Seventy-nine somatosensory evoked potentials were intraoperatively recorded in 52 patients undergoing spinal surgery for nonidiopathic spinal deformities. There were 37 true-negative, 28 true-positive (a significant change in the somatosensory evoked potential related to the surgical process), and 14 false-positive (a significant change in the somatosensory evoked potential not related to a surgical event) readings. There were, however, no postoperative neurologic deficits with any of the true-positive readings and no false negatives. Spinal and subcortical somatosensory evoked potentials gave few false-positive readings. True-positive somatosensory evoked potentials occurred in 44% of the patients with neuromuscular deformities, 17% with congenital deformities, 45% with Luque instrumentation, 22% with Harrington instrumentation, and none with fusion in situ. Fifty percent of the true positives occurred while the sublaminar wires were tightened.
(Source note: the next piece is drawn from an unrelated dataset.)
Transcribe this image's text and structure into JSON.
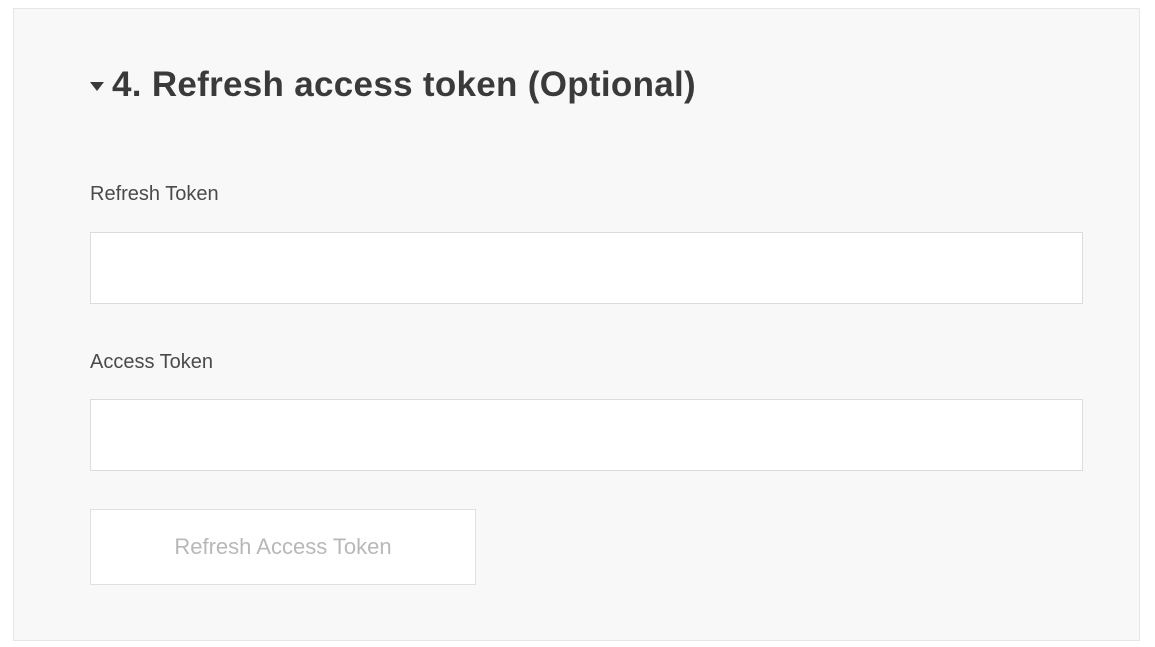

The predictive accuracy of intraoperative spinal cord monitoring in this patient population is not high, but the sensitivity to potentially harmful surgical events is high.
- Nonidiopathic deformities
- Somatosensory evoked potentials
- Spinal surgery
ASJC Scopus subject areas
- Orthopedics and Sports Medicine
- Clinical Neurology